If American sales follow suit, will anyone be surprised?

Maybe not. After all, this was the group that changed rock 'n' roll forever with its irresistable blend of superb vocals, innovative songwriting, wit and style.

In February 1964, the Beatles turned the pop world on its ear with hits like "I Want To Hold Your Hand" and "She Loves You," intensely melodic tunes inspired by their American rock 'n' roll heros: Elvis Presley, Carl Perkins, Buddy Holly, Chuck Berry and Little Richard.

But two years earlier, the scuffling mop tops - without so much as a record deal but guided by their ever-resourceful manager, Brian Epstein - passed a BBC audition with the high praise "an unusual group . . . with a tendency to play music."

Between March 1962 and and June 1965 they appeared on some 52 BBC radio shows, programs like "Pop Go The Beatles" and "Side By Side." They performed their current hits along with American cover songs that made up their early stage act.
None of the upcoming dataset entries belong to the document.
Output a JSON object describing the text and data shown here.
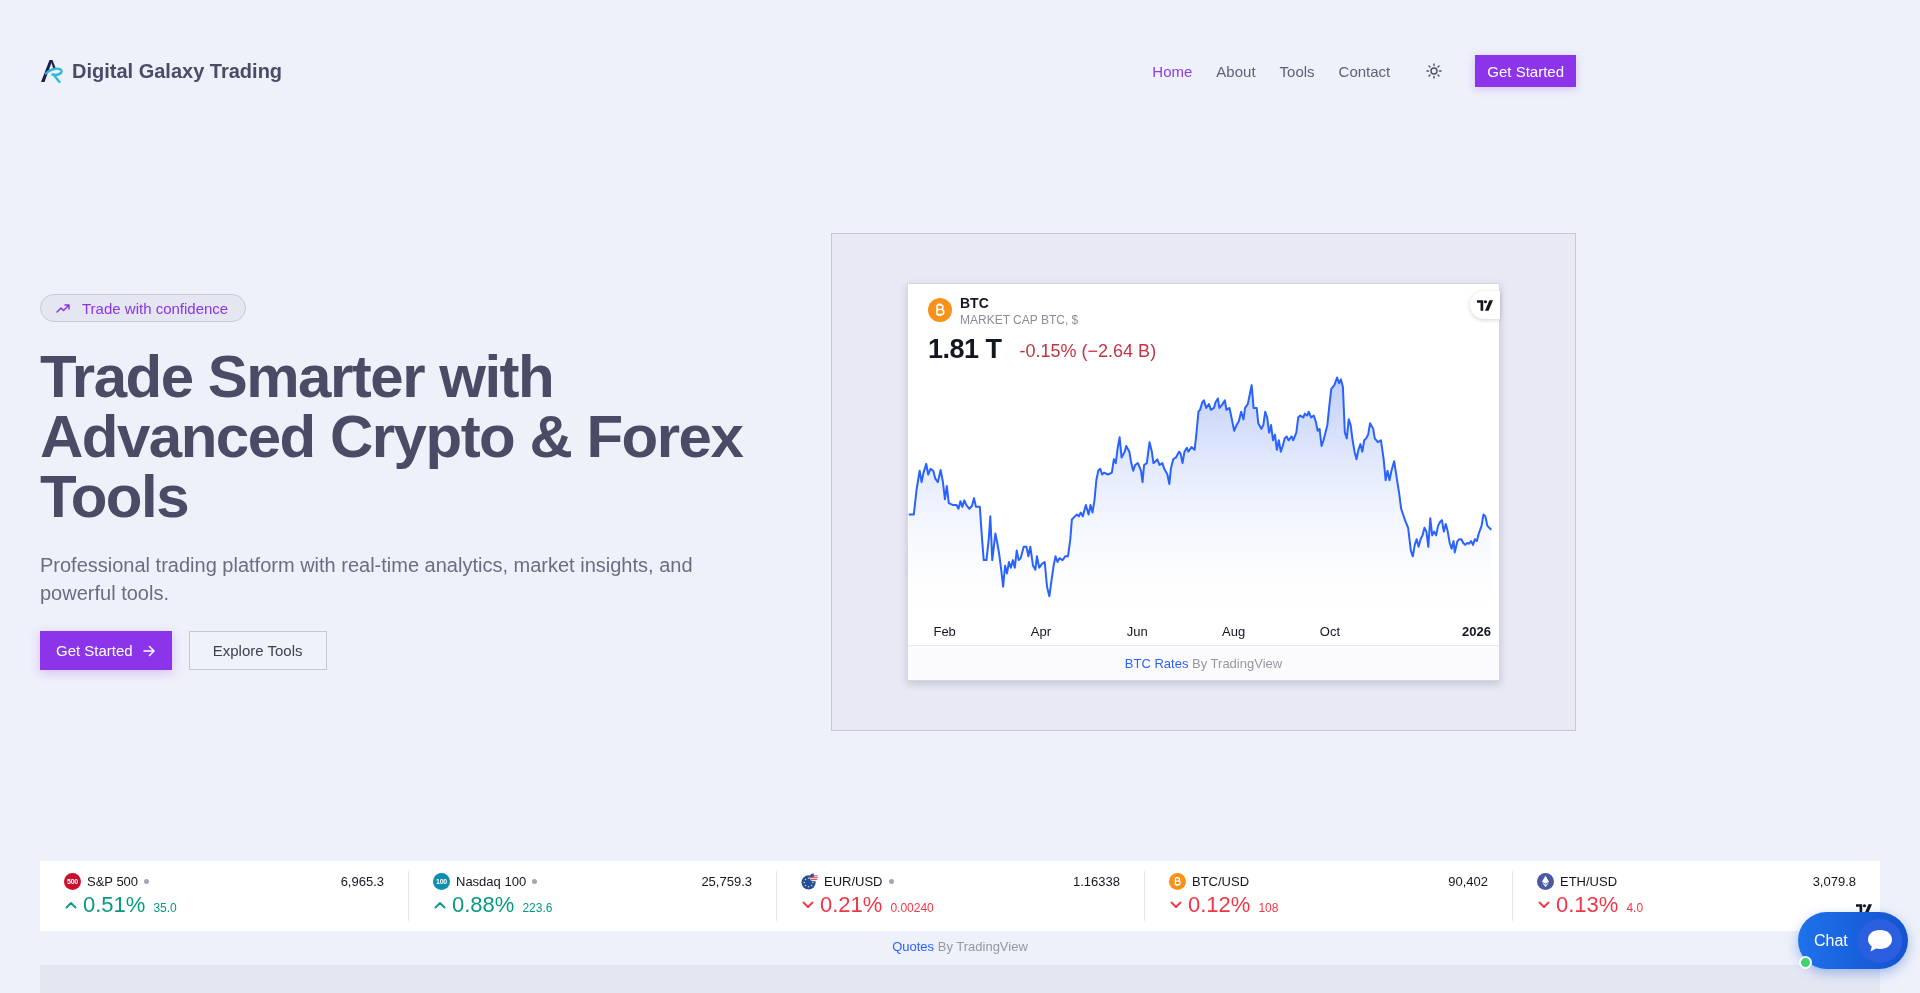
{
  "header": {
    "brand": "Digital Galaxy Trading",
    "nav": [
      {
        "label": "Home",
        "selected": true
      },
      {
        "label": "About",
        "selected": false
      },
      {
        "label": "Tools",
        "selected": false
      },
      {
        "label": "Contact",
        "selected": false
      }
    ],
    "cta": "Get Started"
  },
  "hero": {
    "badge": "Trade with confidence",
    "title": "Trade Smarter with Advanced Crypto & Forex Tools",
    "subtitle": "Professional trading platform with real-time analytics, market insights, and powerful tools.",
    "buttons": [
      {
        "label": "Get Started",
        "kind": "primary"
      },
      {
        "label": "Explore Tools",
        "kind": "secondary"
      }
    ]
  },
  "btc_widget": {
    "symbol": "BTC",
    "subtitle": "MARKET CAP BTC, $",
    "value": "1.81 T",
    "change": "-0.15% (−2.64 B)",
    "rising": false,
    "axis_labels": [
      {
        "label": "Feb",
        "kind": "month"
      },
      {
        "label": "Apr",
        "kind": "month"
      },
      {
        "label": "Jun",
        "kind": "month"
      },
      {
        "label": "Aug",
        "kind": "month"
      },
      {
        "label": "Oct",
        "kind": "month"
      },
      {
        "label": "2026",
        "kind": "year"
      }
    ],
    "footer_link": "BTC Rates",
    "footer_text": "By TradingView"
  },
  "ticker": {
    "items": [
      {
        "kind": "index",
        "logo_text": "500",
        "color": "#c8102e",
        "name": "S&P 500",
        "status_dot": true,
        "price": "6,965.3",
        "rising": true,
        "change_percent": "0.51%",
        "change": "35.0"
      },
      {
        "kind": "index",
        "logo_text": "100",
        "color": "#0a8fb0",
        "name": "Nasdaq 100",
        "status_dot": true,
        "price": "25,759.3",
        "rising": true,
        "change_percent": "0.88%",
        "change": "223.6"
      },
      {
        "kind": "forex",
        "name": "EUR/USD",
        "status_dot": true,
        "price": "1.16338",
        "rising": false,
        "change_percent": "0.21%",
        "change": "0.00240"
      },
      {
        "kind": "btc",
        "name": "BTC/USD",
        "status_dot": false,
        "price": "90,402",
        "rising": false,
        "change_percent": "0.12%",
        "change": "108"
      },
      {
        "kind": "eth",
        "name": "ETH/USD",
        "status_dot": false,
        "price": "3,079.8",
        "rising": false,
        "change_percent": "0.13%",
        "change": "4.0"
      }
    ],
    "footer_link": "Quotes",
    "footer_text": "By TradingView"
  },
  "chat": {
    "label": "Chat",
    "online": true
  }
}
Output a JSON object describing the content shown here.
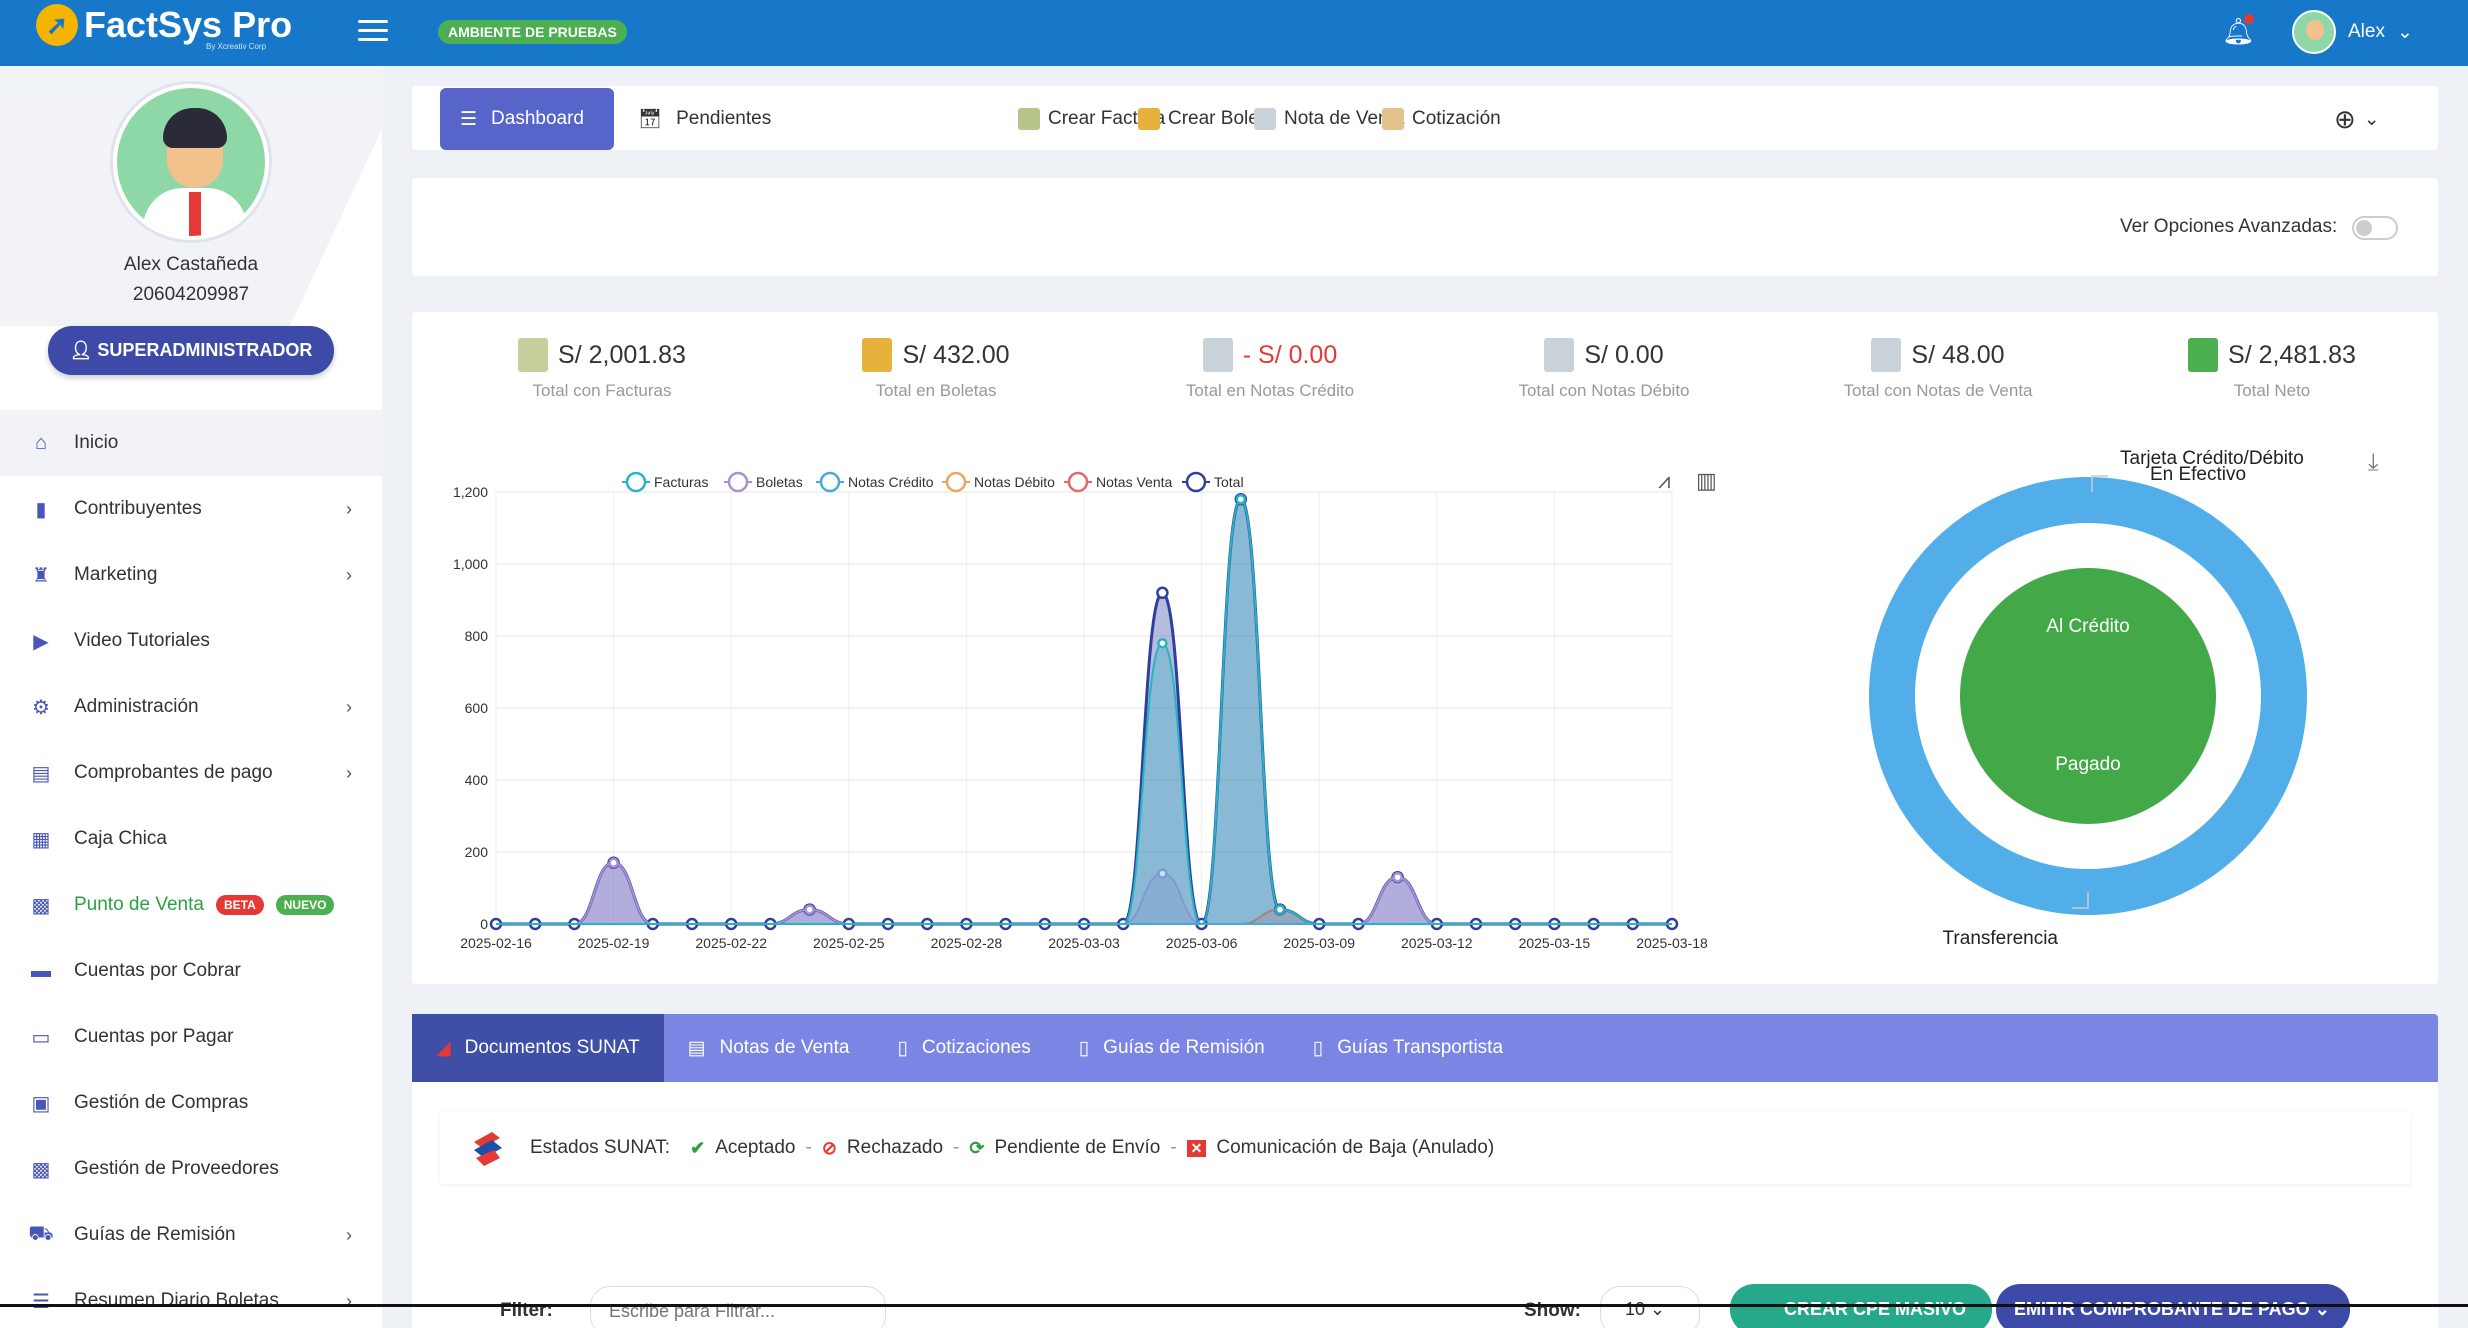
{
  "topbar": {
    "logo_text": "FactSys Pro",
    "logo_tagline": "By Xcreativ Corp",
    "env_badge": "AMBIENTE DE PRUEBAS",
    "user_name": "Alex",
    "accent": "#1778c9"
  },
  "sidebar": {
    "profile": {
      "name": "Alex Castañeda",
      "ruc": "20604209987",
      "role_label": "SUPERADMINISTRADOR"
    },
    "items": [
      {
        "label": "Inicio",
        "icon": "home-icon",
        "active": true
      },
      {
        "label": "Contribuyentes",
        "icon": "building-icon",
        "chevron": true
      },
      {
        "label": "Marketing",
        "icon": "trophy-icon",
        "chevron": true
      },
      {
        "label": "Video Tutoriales",
        "icon": "video-icon"
      },
      {
        "label": "Administración",
        "icon": "gear-icon",
        "chevron": true
      },
      {
        "label": "Comprobantes de pago",
        "icon": "document-icon",
        "chevron": true
      },
      {
        "label": "Caja Chica",
        "icon": "calculator-icon"
      },
      {
        "label": "Punto de Venta",
        "icon": "store-icon",
        "badges": [
          "BETA",
          "NUEVO"
        ]
      },
      {
        "label": "Cuentas por Cobrar",
        "icon": "money-icon"
      },
      {
        "label": "Cuentas por Pagar",
        "icon": "card-icon"
      },
      {
        "label": "Gestión de Compras",
        "icon": "bag-icon"
      },
      {
        "label": "Gestión de Proveedores",
        "icon": "warehouse-icon"
      },
      {
        "label": "Guías de Remisión",
        "icon": "truck-icon",
        "chevron": true
      },
      {
        "label": "Resumen Diario Boletas",
        "icon": "list-icon",
        "chevron": true
      }
    ]
  },
  "tabs": {
    "dashboard_label": "Dashboard",
    "pending_label": "Pendientes",
    "quick_actions": [
      "Crear Factura",
      "Crear Boleta",
      "Nota de Venta",
      "Cotización"
    ]
  },
  "advanced": {
    "label": "Ver Opciones Avanzadas:",
    "enabled": false
  },
  "stats": [
    {
      "value": "S/ 2,001.83",
      "label": "Total con Facturas",
      "negative": false
    },
    {
      "value": "S/ 432.00",
      "label": "Total en Boletas",
      "negative": false
    },
    {
      "value": "- S/ 0.00",
      "label": "Total en Notas Crédito",
      "negative": true
    },
    {
      "value": "S/ 0.00",
      "label": "Total con Notas Débito",
      "negative": false
    },
    {
      "value": "S/ 48.00",
      "label": "Total con Notas de Venta",
      "negative": false
    },
    {
      "value": "S/ 2,481.83",
      "label": "Total Neto",
      "negative": false
    }
  ],
  "chart_data": [
    {
      "type": "area",
      "legend_position": "top",
      "grid": true,
      "ylim": [
        0,
        1200
      ],
      "yticks": [
        "0",
        "200",
        "400",
        "600",
        "800",
        "1,000",
        "1,200"
      ],
      "xticks": [
        "2025-02-16",
        "2025-02-19",
        "2025-02-22",
        "2025-02-25",
        "2025-02-28",
        "2025-03-03",
        "2025-03-06",
        "2025-03-09",
        "2025-03-12",
        "2025-03-15",
        "2025-03-18"
      ],
      "x": [
        "2025-02-16",
        "2025-02-17",
        "2025-02-18",
        "2025-02-19",
        "2025-02-20",
        "2025-02-21",
        "2025-02-22",
        "2025-02-23",
        "2025-02-24",
        "2025-02-25",
        "2025-02-26",
        "2025-02-27",
        "2025-02-28",
        "2025-03-01",
        "2025-03-02",
        "2025-03-03",
        "2025-03-04",
        "2025-03-05",
        "2025-03-06",
        "2025-03-07",
        "2025-03-08",
        "2025-03-09",
        "2025-03-10",
        "2025-03-11",
        "2025-03-12",
        "2025-03-13",
        "2025-03-14",
        "2025-03-15",
        "2025-03-16",
        "2025-03-17",
        "2025-03-18"
      ],
      "series": [
        {
          "name": "Facturas",
          "color": "#26b3c4",
          "values": [
            0,
            0,
            0,
            0,
            0,
            0,
            0,
            0,
            0,
            0,
            0,
            0,
            0,
            0,
            0,
            0,
            0,
            780,
            0,
            1180,
            40,
            0,
            0,
            0,
            0,
            0,
            0,
            0,
            0,
            0,
            0
          ]
        },
        {
          "name": "Boletas",
          "color": "#a88fd6",
          "values": [
            0,
            0,
            0,
            170,
            0,
            0,
            0,
            0,
            40,
            0,
            0,
            0,
            0,
            0,
            0,
            0,
            0,
            140,
            0,
            0,
            0,
            0,
            0,
            130,
            0,
            0,
            0,
            0,
            0,
            0,
            0
          ]
        },
        {
          "name": "Notas Crédito",
          "color": "#4aa9d9",
          "values": [
            0,
            0,
            0,
            0,
            0,
            0,
            0,
            0,
            0,
            0,
            0,
            0,
            0,
            0,
            0,
            0,
            0,
            0,
            0,
            0,
            0,
            0,
            0,
            0,
            0,
            0,
            0,
            0,
            0,
            0,
            0
          ]
        },
        {
          "name": "Notas Débito",
          "color": "#f0a35c",
          "values": [
            0,
            0,
            0,
            0,
            0,
            0,
            0,
            0,
            0,
            0,
            0,
            0,
            0,
            0,
            0,
            0,
            0,
            0,
            0,
            0,
            0,
            0,
            0,
            0,
            0,
            0,
            0,
            0,
            0,
            0,
            0
          ]
        },
        {
          "name": "Notas Venta",
          "color": "#e0696b",
          "values": [
            0,
            0,
            0,
            0,
            0,
            0,
            0,
            0,
            0,
            0,
            0,
            0,
            0,
            0,
            0,
            0,
            0,
            0,
            0,
            0,
            40,
            0,
            0,
            0,
            0,
            0,
            0,
            0,
            0,
            0,
            0
          ]
        },
        {
          "name": "Total",
          "color": "#2f3f9e",
          "values": [
            0,
            0,
            0,
            170,
            0,
            0,
            0,
            0,
            40,
            0,
            0,
            0,
            0,
            0,
            0,
            0,
            0,
            920,
            0,
            1180,
            40,
            0,
            0,
            130,
            0,
            0,
            0,
            0,
            0,
            0,
            0
          ]
        }
      ]
    },
    {
      "type": "pie",
      "labels": [
        "Tarjeta Crédito/Débito",
        "En Efectivo",
        "Al Crédito",
        "Pagado",
        "Transferencia"
      ],
      "rings": [
        {
          "name": "outer",
          "color": "#52aee8",
          "slices": [
            {
              "label": "Transferencia",
              "value": 100
            },
            {
              "label": "Tarjeta Crédito/Débito",
              "value": 0
            },
            {
              "label": "En Efectivo",
              "value": 0
            }
          ]
        },
        {
          "name": "inner",
          "color": "#43a847",
          "slices": [
            {
              "label": "Al Crédito",
              "value": 50
            },
            {
              "label": "Pagado",
              "value": 50
            }
          ]
        }
      ]
    }
  ],
  "docs_tabs": [
    "Documentos SUNAT",
    "Notas de Venta",
    "Cotizaciones",
    "Guías de Remisión",
    "Guías Transportista"
  ],
  "sunat_states": {
    "title": "Estados SUNAT:",
    "items": [
      {
        "label": "Aceptado",
        "icon": "check-icon",
        "color": "#2e9e44"
      },
      {
        "label": "Rechazado",
        "icon": "forbidden-icon",
        "color": "#e53935"
      },
      {
        "label": "Pendiente de Envío",
        "icon": "sync-icon",
        "color": "#2e9e44"
      },
      {
        "label": "Comunicación de Baja (Anulado)",
        "icon": "cross-box-icon",
        "color": "#e53935"
      }
    ]
  },
  "bottom": {
    "filter_label": "Filter:",
    "filter_placeholder": "Escribe para Filtrar...",
    "show_label": "Show:",
    "show_value": "10",
    "bulk_button": "CREAR CPE MASIVO",
    "emit_button": "EMITIR COMPROBANTE DE PAGO"
  }
}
It is this diverse selection of pop, rock, C&W and R&B that makes up the bulk of these bristling, mostly thrilling, tracks.

The boys weigh in heavily with their favorite rockers, offering nine songs by Chuck Berry, four by Little Richard and five by Carl Perkins. There's also 15 originals including one unreleased gem, the smooth poppish "I'll Be On My Way."

The eclectic repertoire runs from the raucous "Hippy Hippy Shake" and their own "I Saw Her Standing There" to such tender left-field oddities as "The Honeymoon Song" and Ann Margaret's "I Just Don't Understand," an almost startling blend that explains the range their original material would later take.